agreement with the choices we might make for them or ourselves. Cultural
practices can be a strong influence it is part of our duty to explore and try
to gain knowledge about these possible influences and treat them with respect.

My life challenges.

Having suffered many obstacles or
stepping stones, depending on your outlook, in my life such as growing up
without my biological parents, stabbed and beaten almost to death by my
authoritarian stepmother and most recently going to college while caring for
other siblings in Haiti has opened many areas of knowledge but with that
knowing has come even more questions. Consistent introspection aids and
supports critical thinking, the basis of what we look at the how, what, and why
factors to take into consideration when making patient decisions. My childhood
vision of “what a nurse does” has not changed much in essence, from my initial
exploration in my first nursing philosophy. Nurses must instill confidence but
I now know that the practitioner’s fortitude must be built on prudent thinking
rooted in evidence based practice (EBP). (EBP’s) coupled with effective
listening to the patient and family dynamic including what it is they want to
address as their priority in needs serves as the guide in what essentially
becomes our responses and actions. I have since childhood been primarily
interested in the biological sciences’ my interest has never diminished.
Nursing keeps me highly motivated to review and seek the latest information on
patient treatment, pathophysiology, and breakthroughs in understanding about
the disease process.

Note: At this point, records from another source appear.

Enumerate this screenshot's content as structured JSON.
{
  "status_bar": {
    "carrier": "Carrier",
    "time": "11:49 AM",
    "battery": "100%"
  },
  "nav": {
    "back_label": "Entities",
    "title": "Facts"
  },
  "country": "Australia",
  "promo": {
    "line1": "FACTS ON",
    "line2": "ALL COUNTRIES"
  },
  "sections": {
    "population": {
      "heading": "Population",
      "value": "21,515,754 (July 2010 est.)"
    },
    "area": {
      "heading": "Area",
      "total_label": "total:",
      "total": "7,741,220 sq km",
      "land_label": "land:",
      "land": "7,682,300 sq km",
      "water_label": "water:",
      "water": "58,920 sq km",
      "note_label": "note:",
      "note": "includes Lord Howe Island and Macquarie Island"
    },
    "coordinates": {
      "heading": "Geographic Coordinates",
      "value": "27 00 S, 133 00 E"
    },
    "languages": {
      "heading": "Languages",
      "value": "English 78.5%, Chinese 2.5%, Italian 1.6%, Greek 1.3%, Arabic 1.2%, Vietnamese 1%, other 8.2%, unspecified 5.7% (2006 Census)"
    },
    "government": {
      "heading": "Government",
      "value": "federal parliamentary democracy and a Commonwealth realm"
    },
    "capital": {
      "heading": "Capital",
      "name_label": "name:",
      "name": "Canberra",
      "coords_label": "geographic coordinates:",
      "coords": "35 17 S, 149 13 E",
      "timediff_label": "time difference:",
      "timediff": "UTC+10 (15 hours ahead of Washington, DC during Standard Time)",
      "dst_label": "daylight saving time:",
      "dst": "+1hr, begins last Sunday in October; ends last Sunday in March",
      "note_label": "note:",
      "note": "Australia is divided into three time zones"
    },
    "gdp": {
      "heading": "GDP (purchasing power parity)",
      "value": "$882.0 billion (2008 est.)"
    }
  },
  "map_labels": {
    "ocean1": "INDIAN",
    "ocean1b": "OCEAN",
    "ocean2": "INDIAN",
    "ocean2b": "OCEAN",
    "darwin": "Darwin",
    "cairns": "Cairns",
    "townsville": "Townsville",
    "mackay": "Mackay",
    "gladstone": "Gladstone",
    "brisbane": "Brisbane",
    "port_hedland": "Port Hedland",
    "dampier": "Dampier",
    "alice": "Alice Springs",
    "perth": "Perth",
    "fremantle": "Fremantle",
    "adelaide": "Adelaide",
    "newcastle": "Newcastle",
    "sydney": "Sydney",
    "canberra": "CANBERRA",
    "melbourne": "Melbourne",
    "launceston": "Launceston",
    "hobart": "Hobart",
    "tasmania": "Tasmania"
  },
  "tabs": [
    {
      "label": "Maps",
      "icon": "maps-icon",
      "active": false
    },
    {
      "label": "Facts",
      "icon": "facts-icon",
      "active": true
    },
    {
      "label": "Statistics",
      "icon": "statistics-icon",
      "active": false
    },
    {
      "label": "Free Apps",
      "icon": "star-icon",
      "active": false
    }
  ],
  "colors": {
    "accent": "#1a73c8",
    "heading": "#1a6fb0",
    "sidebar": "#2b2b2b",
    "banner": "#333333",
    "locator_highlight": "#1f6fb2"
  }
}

Life is a journey and how we perceive
that sojourn gives it form in our memories.   To create such a transformational hope through one’s
live, precipitated by the harshness and the many derogatory and hurtful things
people, including family have said about my sexual orientation, my skin color,
my desire to become a nurse, but initiated by my impoverish  upbringing. The idea seems absurd but
the steadfast belief allow me to take those negatives and use them as fuel to
propel my life forward. These experiences serve as example of the human spirit
to create out of ashes, out of nothing even when faced the nothingness, the
absurd, the cruelty, the direst circumstances that you can see blood dripping
there is always hope.